[Saved entries]
--------------------------------------------------

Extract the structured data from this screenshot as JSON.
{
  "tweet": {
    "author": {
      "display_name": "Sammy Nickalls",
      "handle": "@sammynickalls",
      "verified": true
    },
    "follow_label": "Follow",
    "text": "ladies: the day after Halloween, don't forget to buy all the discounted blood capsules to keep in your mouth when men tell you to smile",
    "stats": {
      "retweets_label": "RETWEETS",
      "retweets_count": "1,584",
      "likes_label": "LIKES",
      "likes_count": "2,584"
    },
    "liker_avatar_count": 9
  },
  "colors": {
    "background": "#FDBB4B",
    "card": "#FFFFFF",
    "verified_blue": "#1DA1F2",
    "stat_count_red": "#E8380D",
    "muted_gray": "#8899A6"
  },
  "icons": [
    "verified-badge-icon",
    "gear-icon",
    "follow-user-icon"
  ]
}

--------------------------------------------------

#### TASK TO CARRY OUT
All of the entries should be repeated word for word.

#### ANSWER TO THIS PROBLEM
Extract the structured data from this screenshot as JSON.
{
  "tweet": {
    "author": {
      "display_name": "Sammy Nickalls",
      "handle": "@sammynickalls",
      "verified": true
    },
    "follow_label": "Follow",
    "text": "ladies: the day after Halloween, don't forget to buy all the discounted blood capsules to keep in your mouth when men tell you to smile",
    "stats": {
      "retweets_label": "RETWEETS",
      "retweets_count": "1,584",
      "likes_label": "LIKES",
      "likes_count": "2,584"
    },
    "liker_avatar_count": 9
  },
  "colors": {
    "background": "#FDBB4B",
    "card": "#FFFFFF",
    "verified_blue": "#1DA1F2",
    "stat_count_red": "#E8380D",
    "muted_gray": "#8899A6"
  },
  "icons": [
    "verified-badge-icon",
    "gear-icon",
    "follow-user-icon"
  ]
}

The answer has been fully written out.